Explore Some of the Best Dives Sites in the World
The 2,000km of coastline of Raja Ampat in this isolated corner of Indonesia is a marvel of marine riches. It is the heart of the Coral Triangle with more biodiversity than anywhere else on the planet – a special place for divers which tops most people's bucket list. It is brimming with splendid dive sites with more being discovered all the time. Here is a selection of the finest discoveries so far - some for novices, others for the more experienced and a few of the most challenging.
Without a doubt, the favourite place for beginners in Raja Ampat is Manta Sandy. From October through to April this one of their favourite cleaning stations and when the arrive they come in squadrons. Shallow, safe and truly awesome.
This wonderful site was discovered and named after a guest diver on exploratory dive. He stumbled upon a submerged rock at 5m descending down to 20m which is covered with life - watch out for the phantom pipefish and wobbegongs under overhangs. At most expect a gentle current, often there is none.
This small island is completely surrounded by coral. Great for those with only a few dives in their logbooks - it is no more than 20m, but there is plenty to see. Whitetip sharks hang out in the deepest zones and there are dense schools of yellow snappers in the shallower areas. A safe and easy to explore cave is another highlight.
This group of islands is stunning both above and below the water. With moderate currents and depths it is a relaxed dive. Look out for carpet shark, mimic octopus and the bicolour angelfish.

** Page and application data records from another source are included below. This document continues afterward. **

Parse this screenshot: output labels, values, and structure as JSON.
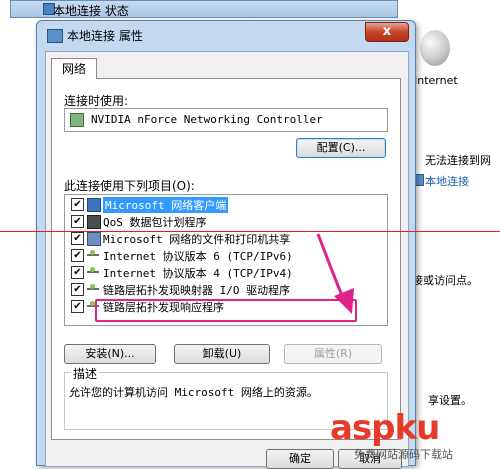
{
  "background": {
    "internet_label": "Internet",
    "no_connection": "无法连接到网",
    "local_connection": "本地连接",
    "access_point": "接或访问点。",
    "settings": "享设置。"
  },
  "back_window": {
    "title": "本地连接 状态"
  },
  "dialog": {
    "title": "本地连接 属性",
    "close_glyph": "x",
    "tab_label": "网络",
    "connect_using_label": "连接时使用:",
    "adapter_name": "NVIDIA nForce Networking Controller",
    "configure_button": "配置(C)...",
    "items_label": "此连接使用下列项目(O):",
    "items": [
      {
        "label": "Microsoft 网络客户端",
        "checked": true,
        "icon": "network-client-icon"
      },
      {
        "label": "QoS 数据包计划程序",
        "checked": true,
        "icon": "qos-icon"
      },
      {
        "label": "Microsoft 网络的文件和打印机共享",
        "checked": true,
        "icon": "share-icon"
      },
      {
        "label": "Internet 协议版本 6 (TCP/IPv6)",
        "checked": true,
        "icon": "protocol-icon"
      },
      {
        "label": "Internet 协议版本 4 (TCP/IPv4)",
        "checked": true,
        "icon": "protocol-icon"
      },
      {
        "label": "链路层拓扑发现映射器 I/O 驱动程序",
        "checked": true,
        "icon": "protocol-icon"
      },
      {
        "label": "链路层拓扑发现响应程序",
        "checked": true,
        "icon": "protocol-icon"
      }
    ],
    "check_glyph": "✔",
    "install_button": "安装(N)...",
    "uninstall_button": "卸载(U)",
    "properties_button": "属性(R)",
    "description_title": "描述",
    "description_text": "允许您的计算机访问 Microsoft 网络上的资源。",
    "ok_button": "确定",
    "cancel_button": "取消"
  },
  "watermark": {
    "main": "aspku",
    "sub": "免费网站源码下载站",
    "color": "#e83a2b"
  },
  "colors": {
    "highlight": "#3399ff",
    "annotation": "#e0218a",
    "red_line": "#e02020"
  }
}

Batu Lima, or Five Rocks in English, is the favourite site for many visitors. It descends to 24m and its walls are covered with corals and surrounded by fusiliers, batfish and surgeonfish. Around the five adjacent rocks, blackspot and whitetip sharks can often be found.
Brimming with marine life, this Raja Ampat dive site is frequented by wobbegong sharks. Due to the wide variety of species found in Mioskun—yellow snappers, trevallies, giant clams and moray eels – this is one of the iconic sites.Inspect the gorgonians carefully for pygmy seahorses.
This Raja Ampat dive site is perhaps the most commonly visited. Chicken Reef is 20m deep, has a sandy floor and is packed with garden eels, schools of black snappers, fusiliers and butterflyfish. What’s more, the large quantity of small fish attracts predators, and it is common to see barracudas, whitetip sharks or trevallies in search of food.
One of the top Raja Ampat dive sites. Between the islands of Waigeo and Gam, there is a narrow canal where a small ecosystem of unique corals have emerged. Despite not being a deep dive spot, just 15m, it calls for a certain degree of self-confidence underwater to navigate the narrow passage and penetrate a small cave. A great place to spot weird and wonderful nudibranchs and look out for the multi-colored borgoña fish.
Its name is a faithful reflection of why this site is so special. Misool Island's authentic kaleidoscope of corals. Vibrant, varied colours on a great wall of coral inhabited by nudibranchs and pygmy seahorses. An unforgettable and beautiful experience!
For The Expert
This is one of the most famous sites, because of its huge oval-shaped reef. It isn’t just known for the size of its reef, but also for the large variety of species that inhabit it - from schools of clownfish, butterflyfish and fusiliers which all attract barracudas, jacks, wobbegong sharks, and whitetip sharks.
One of the most fascinating and pretty spots. During the Second World War, the US Navy confused the area with a Japanese man-of-war and bombed it, leaving the topography very different from the rest of the archipelago. Small caves and crevices are inhabited by sweetlips or tunas. The point itself is a wonderful coral garden where you can find sea serpents, carpet sharks and tortoises swimming.
One of the deepest and most famous Raja Ampat dive sites, Cape Kri holds the record for the number of fish species on one site. Marine biologist Gerald R Allen spotted 283 species in a single dive. And the coral is equally amazing.Watch out for schools of humphead parrotfish and Napoleons.
As the name suggests, this Raja Ampat dive site is magical. The deep blue colour of the water, with its great visibility and filtered light, create a perfect atmosphere that will remain engraved in your memory. Due to its 30m depth, of 30m you often see manta rays, moray eels, bigeye trevallies and gray sharks. Without a doubt, one of the area's signature dives
• Reynaldo Corral Andaluz is managing director of Raja Ampat Biodiversity Resort